■ Dataset content ■
# # #
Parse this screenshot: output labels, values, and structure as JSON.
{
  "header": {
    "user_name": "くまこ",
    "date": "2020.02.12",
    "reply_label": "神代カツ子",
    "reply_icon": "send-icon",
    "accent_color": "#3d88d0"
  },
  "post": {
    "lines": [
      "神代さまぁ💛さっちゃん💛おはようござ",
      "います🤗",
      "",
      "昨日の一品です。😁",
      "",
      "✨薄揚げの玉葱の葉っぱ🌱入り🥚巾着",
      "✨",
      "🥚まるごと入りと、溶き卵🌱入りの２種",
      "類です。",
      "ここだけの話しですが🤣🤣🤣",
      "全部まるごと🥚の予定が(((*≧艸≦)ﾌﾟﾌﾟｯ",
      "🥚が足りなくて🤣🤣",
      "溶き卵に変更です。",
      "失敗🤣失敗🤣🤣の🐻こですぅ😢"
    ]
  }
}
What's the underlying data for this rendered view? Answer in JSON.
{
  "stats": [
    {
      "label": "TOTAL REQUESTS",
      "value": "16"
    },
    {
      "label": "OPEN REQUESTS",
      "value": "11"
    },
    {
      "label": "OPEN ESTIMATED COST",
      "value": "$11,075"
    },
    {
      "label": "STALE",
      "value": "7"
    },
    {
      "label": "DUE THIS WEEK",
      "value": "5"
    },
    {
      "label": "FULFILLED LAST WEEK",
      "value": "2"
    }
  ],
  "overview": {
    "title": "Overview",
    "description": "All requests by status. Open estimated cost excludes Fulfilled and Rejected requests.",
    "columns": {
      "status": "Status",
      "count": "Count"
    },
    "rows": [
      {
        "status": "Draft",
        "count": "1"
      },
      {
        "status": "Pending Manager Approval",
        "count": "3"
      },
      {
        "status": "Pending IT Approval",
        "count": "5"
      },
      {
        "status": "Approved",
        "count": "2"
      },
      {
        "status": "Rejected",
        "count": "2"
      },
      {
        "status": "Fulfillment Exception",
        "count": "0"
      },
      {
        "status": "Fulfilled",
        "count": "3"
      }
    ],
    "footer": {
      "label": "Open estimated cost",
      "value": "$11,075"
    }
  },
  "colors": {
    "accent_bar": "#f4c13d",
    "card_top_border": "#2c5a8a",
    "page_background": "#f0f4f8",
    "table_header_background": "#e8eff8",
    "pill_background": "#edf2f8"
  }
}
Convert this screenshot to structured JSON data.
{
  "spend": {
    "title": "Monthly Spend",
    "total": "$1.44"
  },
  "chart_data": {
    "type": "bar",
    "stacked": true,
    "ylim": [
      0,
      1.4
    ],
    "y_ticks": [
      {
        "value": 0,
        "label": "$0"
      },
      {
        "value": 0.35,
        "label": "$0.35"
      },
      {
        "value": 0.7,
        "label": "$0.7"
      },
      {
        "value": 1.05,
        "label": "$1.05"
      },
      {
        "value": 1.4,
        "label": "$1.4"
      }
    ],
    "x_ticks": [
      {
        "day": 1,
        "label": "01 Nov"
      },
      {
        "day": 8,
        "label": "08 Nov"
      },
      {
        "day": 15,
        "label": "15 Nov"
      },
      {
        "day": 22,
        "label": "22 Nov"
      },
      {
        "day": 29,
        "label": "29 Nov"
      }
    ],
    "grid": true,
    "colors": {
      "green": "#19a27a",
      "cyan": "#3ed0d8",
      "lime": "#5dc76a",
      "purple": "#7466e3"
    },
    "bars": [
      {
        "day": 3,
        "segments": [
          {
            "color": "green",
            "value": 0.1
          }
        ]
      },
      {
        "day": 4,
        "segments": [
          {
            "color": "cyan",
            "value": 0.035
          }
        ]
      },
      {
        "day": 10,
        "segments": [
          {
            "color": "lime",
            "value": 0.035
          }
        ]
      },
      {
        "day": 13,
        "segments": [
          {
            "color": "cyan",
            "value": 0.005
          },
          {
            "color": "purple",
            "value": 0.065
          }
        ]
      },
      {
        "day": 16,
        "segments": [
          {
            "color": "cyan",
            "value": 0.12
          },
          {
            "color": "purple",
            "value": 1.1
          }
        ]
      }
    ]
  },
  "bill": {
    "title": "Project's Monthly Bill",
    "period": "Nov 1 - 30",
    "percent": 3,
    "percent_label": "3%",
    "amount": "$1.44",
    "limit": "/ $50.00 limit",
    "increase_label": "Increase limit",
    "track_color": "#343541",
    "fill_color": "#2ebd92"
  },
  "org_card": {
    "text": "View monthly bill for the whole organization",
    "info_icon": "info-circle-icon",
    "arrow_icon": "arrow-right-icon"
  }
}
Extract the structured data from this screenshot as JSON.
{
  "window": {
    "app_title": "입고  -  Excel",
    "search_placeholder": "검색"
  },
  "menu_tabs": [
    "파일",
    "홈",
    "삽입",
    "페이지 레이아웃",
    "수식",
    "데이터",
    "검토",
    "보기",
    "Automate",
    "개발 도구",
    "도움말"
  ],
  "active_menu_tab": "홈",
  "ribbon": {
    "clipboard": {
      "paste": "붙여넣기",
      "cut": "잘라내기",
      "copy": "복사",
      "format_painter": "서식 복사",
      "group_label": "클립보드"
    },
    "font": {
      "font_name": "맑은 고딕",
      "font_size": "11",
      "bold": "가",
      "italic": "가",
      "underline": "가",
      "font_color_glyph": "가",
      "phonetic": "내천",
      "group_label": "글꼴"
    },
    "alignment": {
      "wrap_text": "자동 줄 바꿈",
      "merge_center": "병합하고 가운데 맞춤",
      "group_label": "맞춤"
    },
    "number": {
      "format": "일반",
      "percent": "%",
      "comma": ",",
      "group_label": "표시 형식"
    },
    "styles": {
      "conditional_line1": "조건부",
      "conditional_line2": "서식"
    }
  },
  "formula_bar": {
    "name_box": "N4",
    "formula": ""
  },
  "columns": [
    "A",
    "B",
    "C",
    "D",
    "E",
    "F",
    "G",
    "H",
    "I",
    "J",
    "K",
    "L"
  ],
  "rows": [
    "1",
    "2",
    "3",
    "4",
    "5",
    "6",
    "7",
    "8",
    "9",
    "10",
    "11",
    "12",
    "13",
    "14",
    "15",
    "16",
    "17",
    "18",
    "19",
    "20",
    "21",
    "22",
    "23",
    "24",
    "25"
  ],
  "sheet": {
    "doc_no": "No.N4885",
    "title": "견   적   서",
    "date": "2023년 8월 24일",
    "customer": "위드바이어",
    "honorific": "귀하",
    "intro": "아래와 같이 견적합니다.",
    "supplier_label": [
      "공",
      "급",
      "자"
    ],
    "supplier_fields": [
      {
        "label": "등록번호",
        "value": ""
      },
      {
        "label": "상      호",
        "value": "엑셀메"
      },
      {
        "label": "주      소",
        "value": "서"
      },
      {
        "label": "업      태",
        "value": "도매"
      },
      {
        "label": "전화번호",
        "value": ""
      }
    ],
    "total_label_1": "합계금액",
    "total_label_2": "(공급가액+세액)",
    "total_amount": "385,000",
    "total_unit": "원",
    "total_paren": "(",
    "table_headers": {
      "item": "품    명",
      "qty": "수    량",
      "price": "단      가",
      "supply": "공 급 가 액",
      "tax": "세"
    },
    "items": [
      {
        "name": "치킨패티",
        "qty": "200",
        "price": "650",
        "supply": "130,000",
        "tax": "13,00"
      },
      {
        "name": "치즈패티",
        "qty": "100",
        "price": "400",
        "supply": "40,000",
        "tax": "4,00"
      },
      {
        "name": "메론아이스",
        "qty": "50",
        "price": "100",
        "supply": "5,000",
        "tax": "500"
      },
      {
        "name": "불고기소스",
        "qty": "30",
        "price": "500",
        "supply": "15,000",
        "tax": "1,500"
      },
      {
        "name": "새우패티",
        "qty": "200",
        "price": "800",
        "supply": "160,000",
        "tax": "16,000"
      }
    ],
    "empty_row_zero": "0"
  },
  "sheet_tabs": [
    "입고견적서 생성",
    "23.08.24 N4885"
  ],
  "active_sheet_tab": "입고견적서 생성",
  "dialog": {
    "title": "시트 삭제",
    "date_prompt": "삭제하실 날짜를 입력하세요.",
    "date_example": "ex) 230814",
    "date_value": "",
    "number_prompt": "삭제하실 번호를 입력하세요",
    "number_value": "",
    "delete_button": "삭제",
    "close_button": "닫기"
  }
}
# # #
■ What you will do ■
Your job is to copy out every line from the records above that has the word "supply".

■ Exercise answer ■
      "supply": "공 급 가 액",
        "supply": "130,000",
        "supply": "40,000",
        "supply": "5,000",
        "supply": "15,000",
        "supply": "160,000",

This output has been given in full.